──────── Extracted information

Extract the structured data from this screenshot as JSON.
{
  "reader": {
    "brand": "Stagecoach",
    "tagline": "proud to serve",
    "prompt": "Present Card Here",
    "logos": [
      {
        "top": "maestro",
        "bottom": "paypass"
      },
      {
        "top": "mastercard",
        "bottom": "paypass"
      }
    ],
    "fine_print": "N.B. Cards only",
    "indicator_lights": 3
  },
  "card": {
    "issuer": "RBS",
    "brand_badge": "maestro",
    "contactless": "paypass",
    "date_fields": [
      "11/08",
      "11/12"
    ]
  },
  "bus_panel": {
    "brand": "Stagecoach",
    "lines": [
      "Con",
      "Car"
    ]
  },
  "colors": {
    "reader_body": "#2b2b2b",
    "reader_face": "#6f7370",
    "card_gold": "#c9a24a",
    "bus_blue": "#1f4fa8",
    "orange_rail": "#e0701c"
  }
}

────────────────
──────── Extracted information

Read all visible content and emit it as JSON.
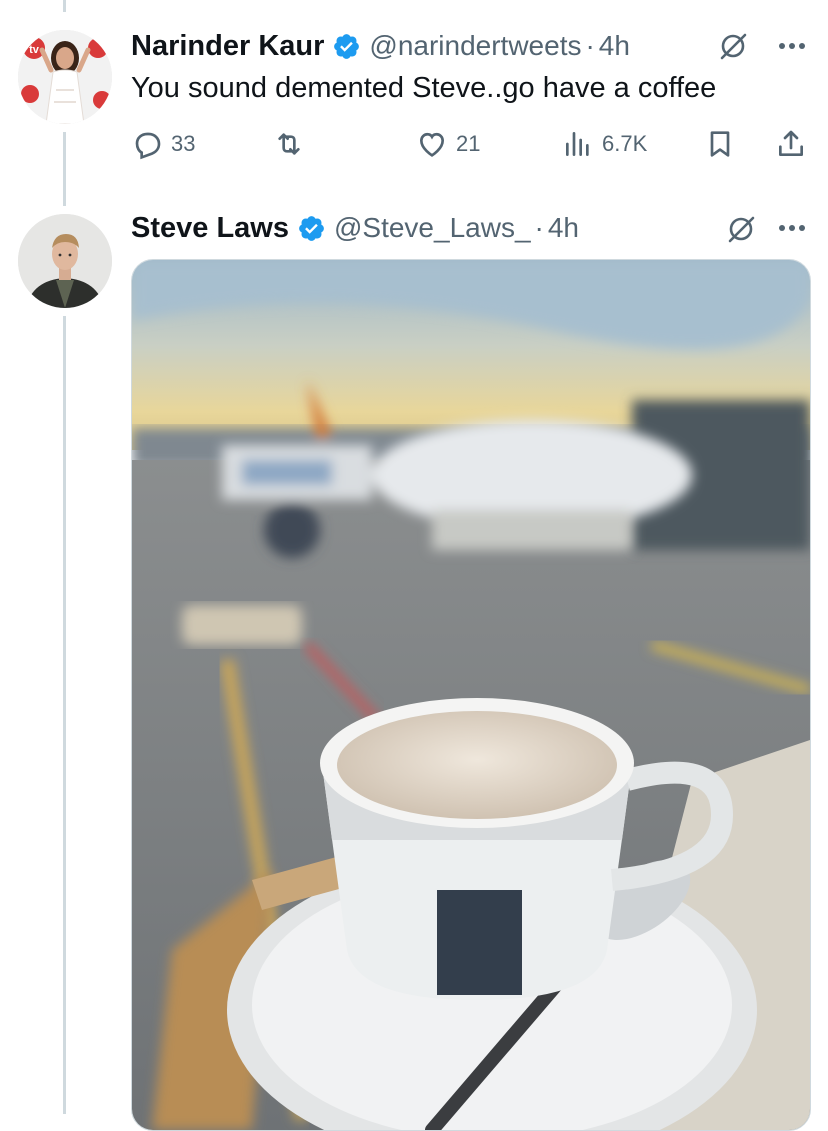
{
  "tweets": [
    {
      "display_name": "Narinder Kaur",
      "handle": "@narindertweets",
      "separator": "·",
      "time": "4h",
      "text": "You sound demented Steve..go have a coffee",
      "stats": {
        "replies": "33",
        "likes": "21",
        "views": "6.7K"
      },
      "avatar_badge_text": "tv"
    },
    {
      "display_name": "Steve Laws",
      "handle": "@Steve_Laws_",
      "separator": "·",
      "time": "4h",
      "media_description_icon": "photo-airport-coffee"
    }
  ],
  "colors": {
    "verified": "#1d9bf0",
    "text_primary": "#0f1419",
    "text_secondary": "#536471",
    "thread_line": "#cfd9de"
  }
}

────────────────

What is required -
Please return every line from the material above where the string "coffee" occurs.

Reply -
      "text": "You sound demented Steve..go have a coffee",
      "media_description_icon": "photo-airport-coffee"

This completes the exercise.